The Federal Reserve has delivered on its promise with its March 15 decision to raise interest rates, putting it on track for three expected increases this year.

If you are new to investing, this may be the first time you have experienced a rising rate environment. After all, the Fed hasn't been regularly using this tool of monetary policy since mid-2006.

Here are four investing tips in anticipation of higher rates to come:

Consider tweaks, not an overhaul. There's a Wall Street mantra, "don't fight the Fed," that surfaces at times like this, meaning you need to change your portfolio. That doesn't mean a complete overhaul is warranted. Instead, ask yourself a key question: Do higher rates affect your long-term expectations for any investments in your portfolio? If so, some tweaks may be warranted. Any changes should be done in the spirit of your original investment thesis.

Boost your retirement savings. As interest rates go up, banks will charge borrowers more for mortgages, credit cards, auto loans and student loans. In theory, they will also increase rates for savings accounts, but such changes could be modest. Instead, you are better off investing surplus money for retirement. First, make sure you are getting your 401(k) match from your employer, then consider an individual retirement account.

Pay some attention to bonds. While higher rates will make bonds attractive down the road — you get to lock in money at a guaranteed rate for a specific time period — this is where you could feel the sting of rising rates.

"For individual investors, higher interest rates in the long term are welcome news, but the problem is, getting there could be painful," said Jack Ablin, chief investment officer of BMO Wealth Management in Chicago. "Look at your fixed-income holdings and make sure you don't have too many rates locked in for long maturities."

Keep the Fed in context. The latest rate hike shows that policymakers have confidence in the U.S. economy's strength. This marks a "sweet spot" for investors. Such increases are justified by economic reports but are far from sending alarms about whether too-high rates will constrain growth, said Bruce McCain at Key Private Bank in Cleveland.

The market's got more on its mind than the Fed — and so should you. The return of this type of monetary policy will likely be a blip on your longer-term investing horizon, and it's important to understand how it will affect your portfolio without obsessing over it.

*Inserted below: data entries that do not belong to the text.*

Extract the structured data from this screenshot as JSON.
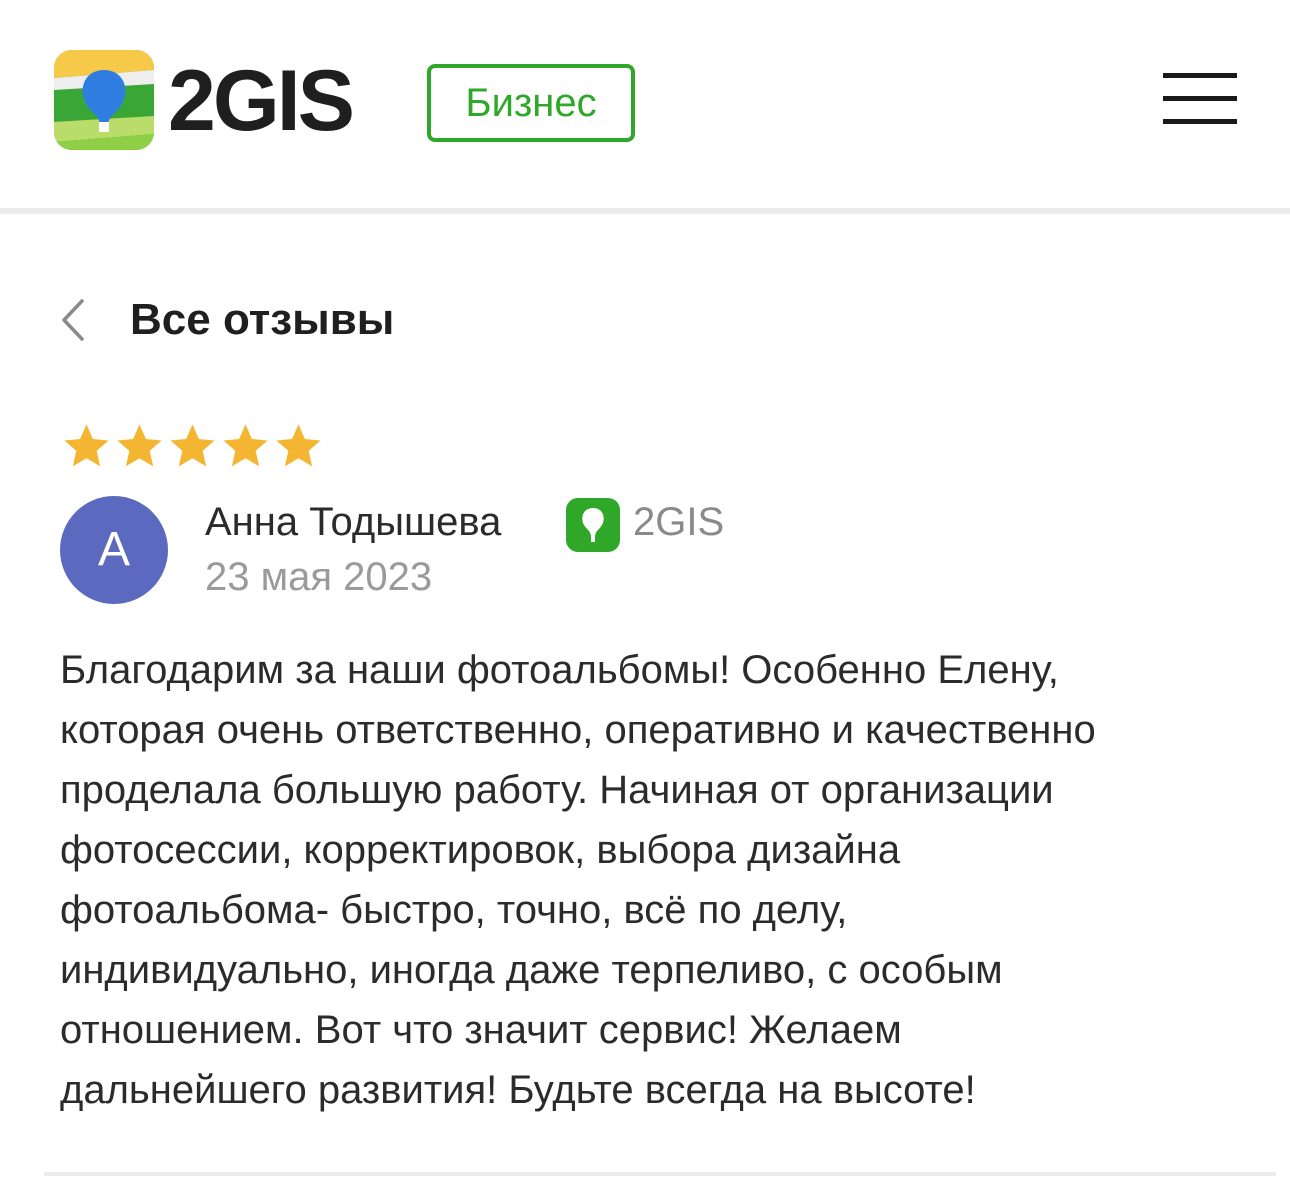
{
  "header": {
    "brand": "2GIS",
    "badge": "Бизнес",
    "menu_icon": "hamburger-menu-icon"
  },
  "back": {
    "icon": "chevron-left-icon",
    "title": "Все отзывы"
  },
  "review": {
    "rating": 5,
    "rating_max": 5,
    "star_color": "#f4b632",
    "avatar_letter": "А",
    "avatar_color": "#5b6abf",
    "author": "Анна Тодышева",
    "source": "2GIS",
    "source_color": "#2fa82a",
    "date": "23 мая 2023",
    "text": "Благодарим за наши фотоальбомы! Особенно Елену,\nкоторая очень ответственно, оперативно и качественно\nпроделала большую работу. Начиная от организации\nфотосессии, корректировок, выбора дизайна\nфотоальбома- быстро, точно, всё по делу,\nиндивидуально, иногда даже терпеливо, с особым\nотношением. Вот что значит сервис! Желаем\nдальнейшего развития! Будьте всегда на высоте!"
  },
  "colors": {
    "brand_green": "#2fa82a",
    "logo_blue": "#2f7de1",
    "logo_yellow": "#f7c948",
    "divider": "#ececec"
  }
}
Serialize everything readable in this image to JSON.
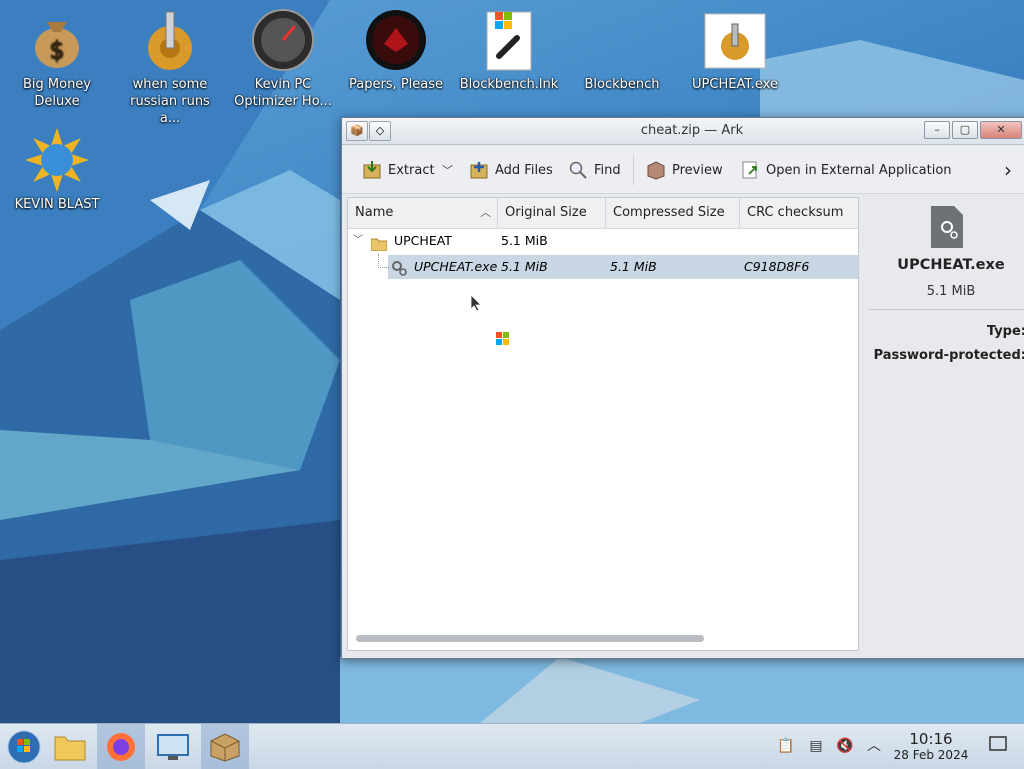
{
  "desktop": {
    "icons": [
      {
        "label": "Big Money Deluxe",
        "icon": "money-bag-icon"
      },
      {
        "label": "when some russian runs a...",
        "icon": "gear-knife-icon"
      },
      {
        "label": "Kevin PC Optimizer Ho...",
        "icon": "speedometer-icon"
      },
      {
        "label": "Papers, Please",
        "icon": "papers-please-icon"
      },
      {
        "label": "Blockbench.lnk",
        "icon": "shortcut-chain-icon"
      },
      {
        "label": "Blockbench",
        "icon": "blank-icon"
      },
      {
        "label": "UPCHEAT.exe",
        "icon": "upcheat-exe-icon"
      },
      {
        "label": "KEVIN BLAST",
        "icon": "sun-globe-icon"
      }
    ]
  },
  "window": {
    "title": "cheat.zip — Ark",
    "controls": {
      "minimize": "–",
      "maximize": "▢",
      "close": "✕"
    },
    "toolbar": {
      "extract": "Extract",
      "add_files": "Add Files",
      "find": "Find",
      "preview": "Preview",
      "open_external": "Open in External Application",
      "more": "›"
    },
    "columns": [
      "Name",
      "Original Size",
      "Compressed Size",
      "CRC checksum"
    ],
    "rows": [
      {
        "name": "UPCHEAT",
        "original": "5.1 MiB",
        "compressed": "",
        "crc": "",
        "type": "folder"
      },
      {
        "name": "UPCHEAT.exe",
        "original": "5.1 MiB",
        "compressed": "5.1 MiB",
        "crc": "C918D8F6",
        "type": "exe"
      }
    ],
    "info": {
      "name": "UPCHEAT.exe",
      "size": "5.1 MiB",
      "type_label": "Type:",
      "password_label": "Password-protected:"
    }
  },
  "taskbar": {
    "clock_time": "10:16",
    "clock_date": "28 Feb 2024"
  },
  "colors": {
    "selection": "#c9d6e3",
    "taskbar": "#d4e0ec"
  }
}
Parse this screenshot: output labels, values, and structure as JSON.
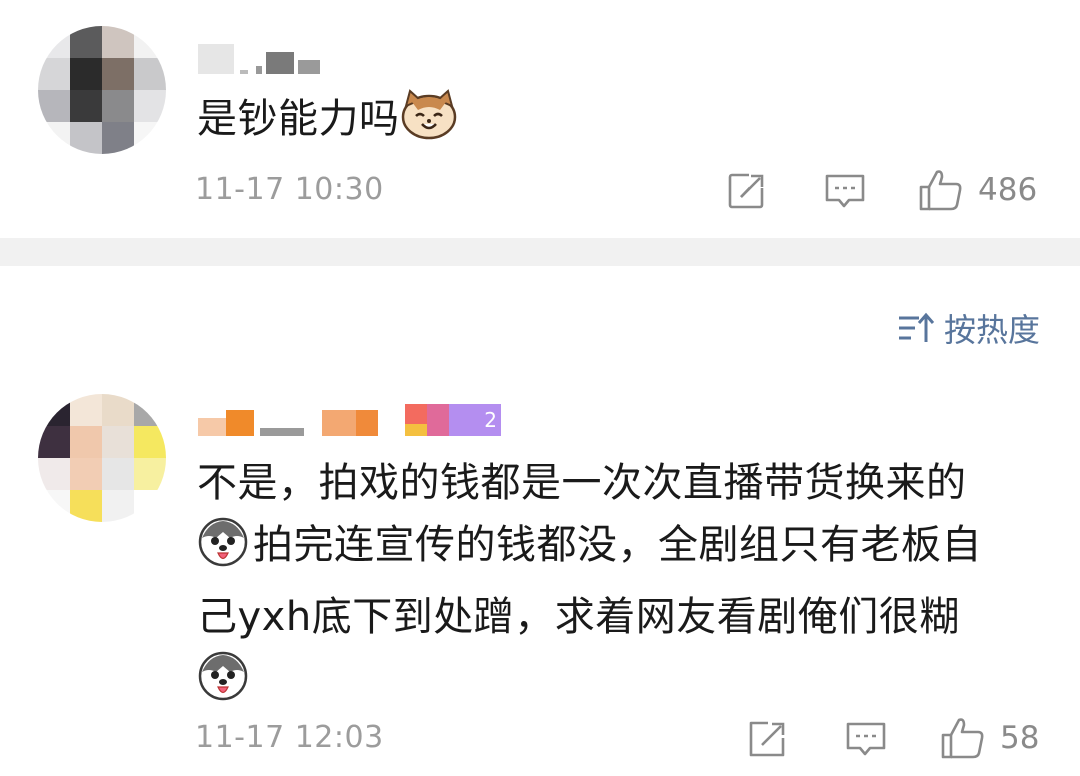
{
  "comments": [
    {
      "text": "是钞能力吗",
      "emoji": "cat-face-emoji",
      "time": "11-17 10:30",
      "likes": "486",
      "username_redacted": "",
      "actions": [
        "share-icon",
        "comment-icon",
        "like-icon"
      ]
    },
    {
      "text_lines": [
        "不是，拍戏的钱都是一次次直播带货换来的",
        "拍完连宣传的钱都没，全剧组只有老板自",
        "己yxh底下到处蹭，求着网友看剧俺们很糊"
      ],
      "emoji": "husky-dog-emoji",
      "time": "11-17 12:03",
      "likes": "58",
      "badge_text": "2"
    }
  ],
  "sort": {
    "label": "按热度",
    "icon": "sort-icon"
  },
  "colors": {
    "link": "#58759c",
    "meta": "#9c9c9c",
    "divider": "#f1f1f1"
  }
}
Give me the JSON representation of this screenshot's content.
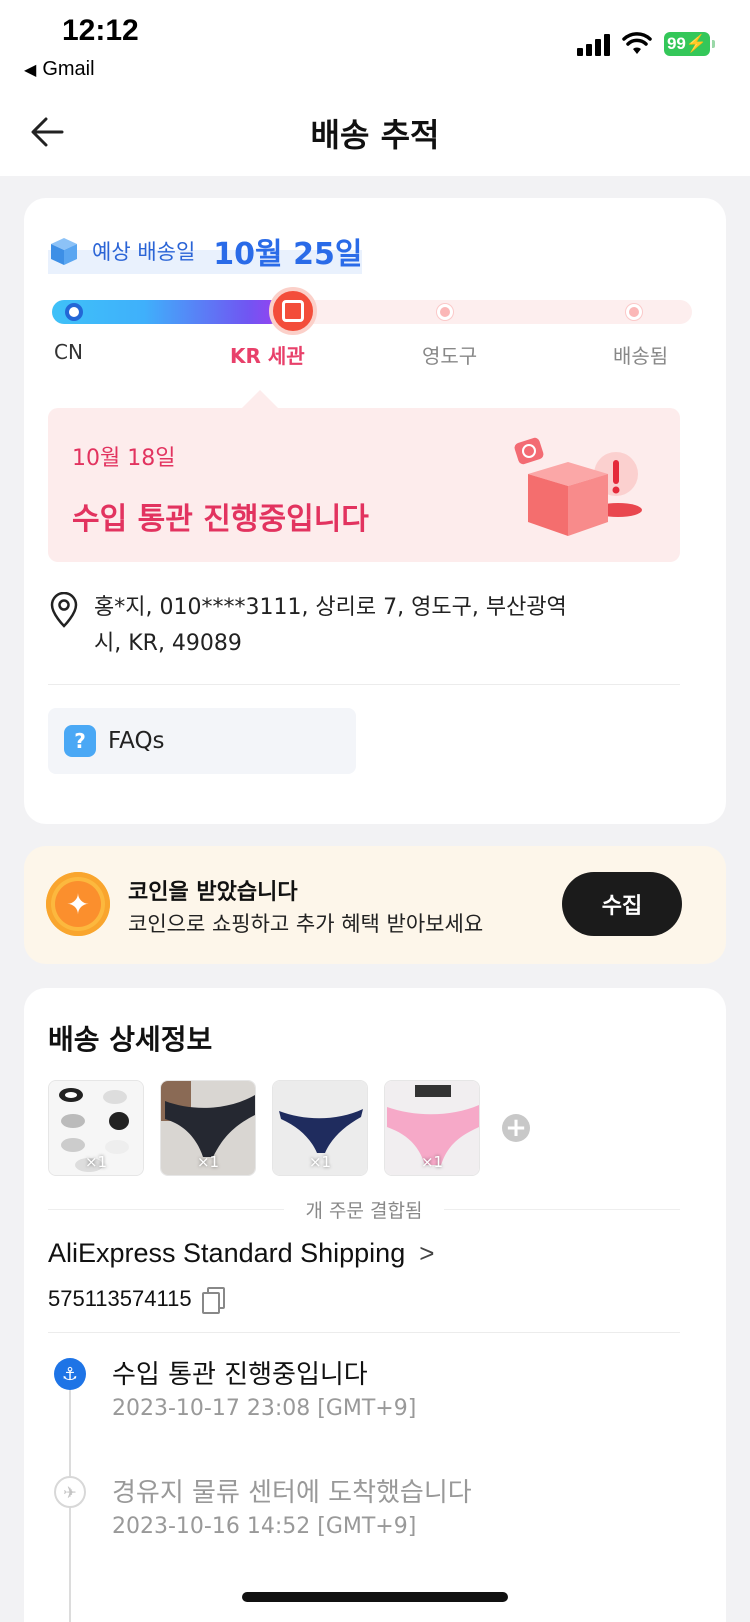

Anna-Louise Jackson is a staff writer at NerdWallet, a personal finance website.